#### [DATASET ENTRIES]
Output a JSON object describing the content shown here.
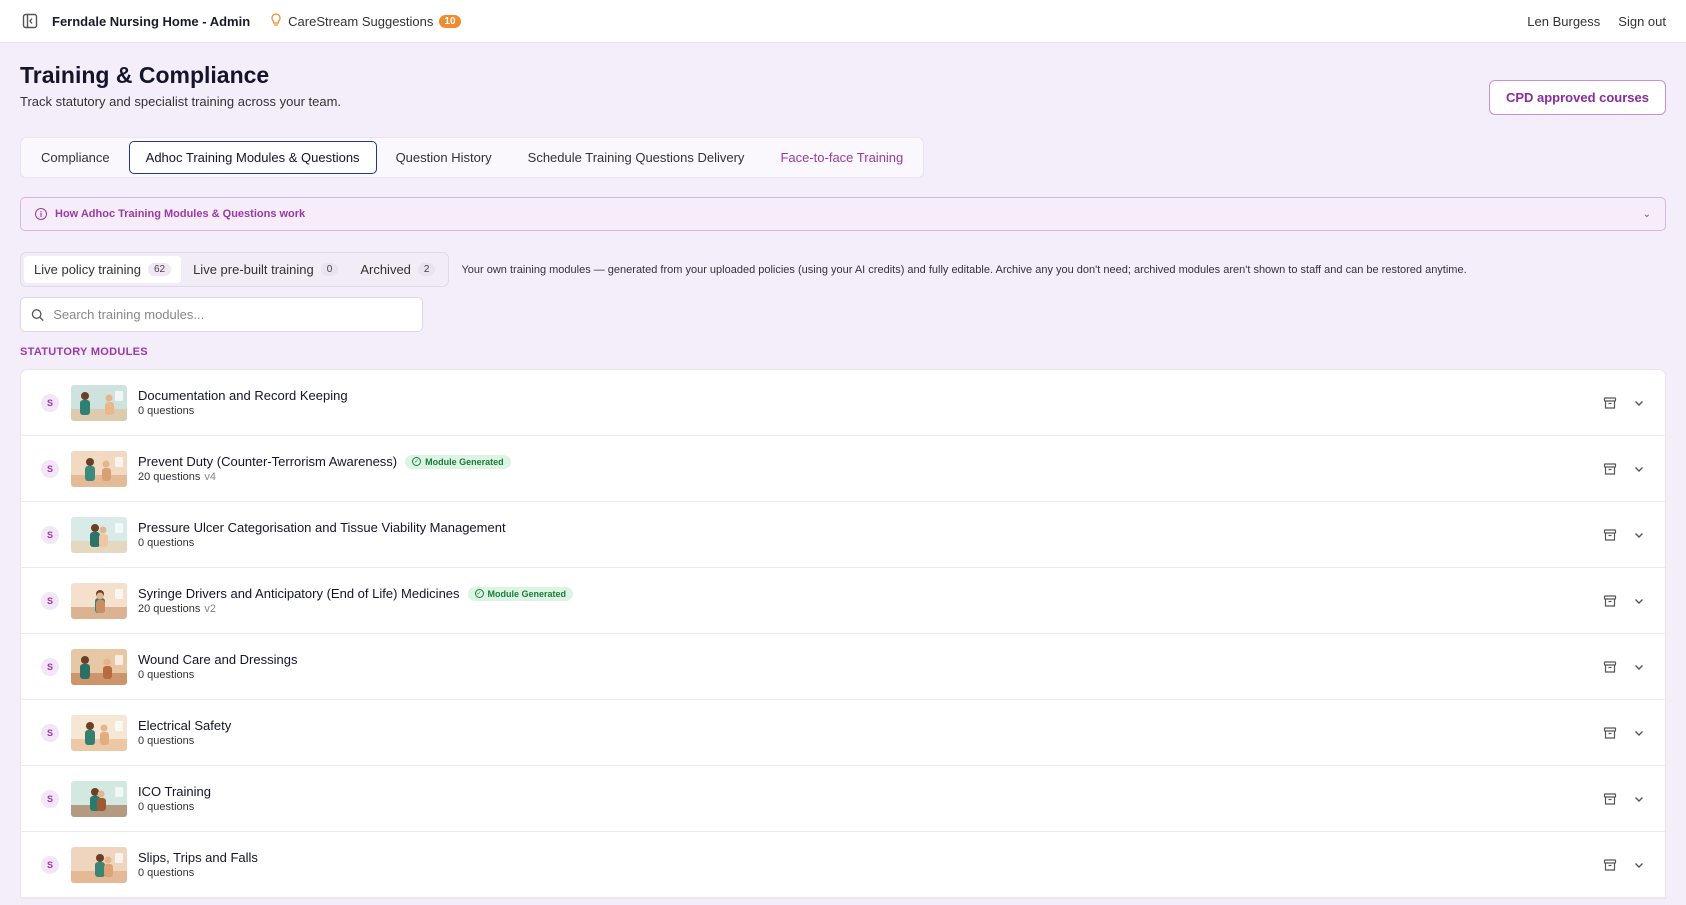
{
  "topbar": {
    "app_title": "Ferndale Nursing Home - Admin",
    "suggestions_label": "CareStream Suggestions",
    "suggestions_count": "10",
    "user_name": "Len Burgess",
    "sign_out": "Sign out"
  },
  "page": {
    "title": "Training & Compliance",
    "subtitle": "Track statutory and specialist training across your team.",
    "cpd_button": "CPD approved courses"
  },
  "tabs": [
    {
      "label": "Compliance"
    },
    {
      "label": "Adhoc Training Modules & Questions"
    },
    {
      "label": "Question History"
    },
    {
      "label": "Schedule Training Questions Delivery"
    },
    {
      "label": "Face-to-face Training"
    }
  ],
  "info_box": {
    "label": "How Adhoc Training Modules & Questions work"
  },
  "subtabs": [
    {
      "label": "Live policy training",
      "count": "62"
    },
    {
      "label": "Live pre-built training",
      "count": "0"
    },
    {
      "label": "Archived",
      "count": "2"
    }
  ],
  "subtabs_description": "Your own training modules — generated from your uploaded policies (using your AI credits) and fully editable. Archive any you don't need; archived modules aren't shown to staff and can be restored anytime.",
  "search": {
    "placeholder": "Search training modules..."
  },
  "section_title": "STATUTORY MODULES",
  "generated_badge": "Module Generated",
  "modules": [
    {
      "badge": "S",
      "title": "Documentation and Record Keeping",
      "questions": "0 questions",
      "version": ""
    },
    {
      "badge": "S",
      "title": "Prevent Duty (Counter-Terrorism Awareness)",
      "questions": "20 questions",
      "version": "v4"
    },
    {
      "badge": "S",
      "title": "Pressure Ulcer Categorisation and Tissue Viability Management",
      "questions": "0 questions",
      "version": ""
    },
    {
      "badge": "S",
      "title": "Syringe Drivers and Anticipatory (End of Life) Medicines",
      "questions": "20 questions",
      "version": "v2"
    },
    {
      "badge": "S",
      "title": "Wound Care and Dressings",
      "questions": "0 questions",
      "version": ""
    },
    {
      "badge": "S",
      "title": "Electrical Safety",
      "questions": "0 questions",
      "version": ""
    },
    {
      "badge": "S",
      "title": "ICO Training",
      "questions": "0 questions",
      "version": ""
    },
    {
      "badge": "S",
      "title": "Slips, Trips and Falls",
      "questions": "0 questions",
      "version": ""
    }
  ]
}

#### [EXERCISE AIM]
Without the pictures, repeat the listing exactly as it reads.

#### [OUTPUT FOR THIS TASK]
Output a JSON object describing the content shown here.
{
  "topbar": {
    "app_title": "Ferndale Nursing Home - Admin",
    "suggestions_label": "CareStream Suggestions",
    "suggestions_count": "10",
    "user_name": "Len Burgess",
    "sign_out": "Sign out"
  },
  "page": {
    "title": "Training & Compliance",
    "subtitle": "Track statutory and specialist training across your team.",
    "cpd_button": "CPD approved courses"
  },
  "tabs": [
    {
      "label": "Compliance"
    },
    {
      "label": "Adhoc Training Modules & Questions"
    },
    {
      "label": "Question History"
    },
    {
      "label": "Schedule Training Questions Delivery"
    },
    {
      "label": "Face-to-face Training"
    }
  ],
  "info_box": {
    "label": "How Adhoc Training Modules & Questions work"
  },
  "subtabs": [
    {
      "label": "Live policy training",
      "count": "62"
    },
    {
      "label": "Live pre-built training",
      "count": "0"
    },
    {
      "label": "Archived",
      "count": "2"
    }
  ],
  "subtabs_description": "Your own training modules — generated from your uploaded policies (using your AI credits) and fully editable. Archive any you don't need; archived modules aren't shown to staff and can be restored anytime.",
  "search": {
    "placeholder": "Search training modules..."
  },
  "section_title": "STATUTORY MODULES",
  "generated_badge": "Module Generated",
  "modules": [
    {
      "badge": "S",
      "title": "Documentation and Record Keeping",
      "questions": "0 questions",
      "version": ""
    },
    {
      "badge": "S",
      "title": "Prevent Duty (Counter-Terrorism Awareness)",
      "questions": "20 questions",
      "version": "v4"
    },
    {
      "badge": "S",
      "title": "Pressure Ulcer Categorisation and Tissue Viability Management",
      "questions": "0 questions",
      "version": ""
    },
    {
      "badge": "S",
      "title": "Syringe Drivers and Anticipatory (End of Life) Medicines",
      "questions": "20 questions",
      "version": "v2"
    },
    {
      "badge": "S",
      "title": "Wound Care and Dressings",
      "questions": "0 questions",
      "version": ""
    },
    {
      "badge": "S",
      "title": "Electrical Safety",
      "questions": "0 questions",
      "version": ""
    },
    {
      "badge": "S",
      "title": "ICO Training",
      "questions": "0 questions",
      "version": ""
    },
    {
      "badge": "S",
      "title": "Slips, Trips and Falls",
      "questions": "0 questions",
      "version": ""
    }
  ]
}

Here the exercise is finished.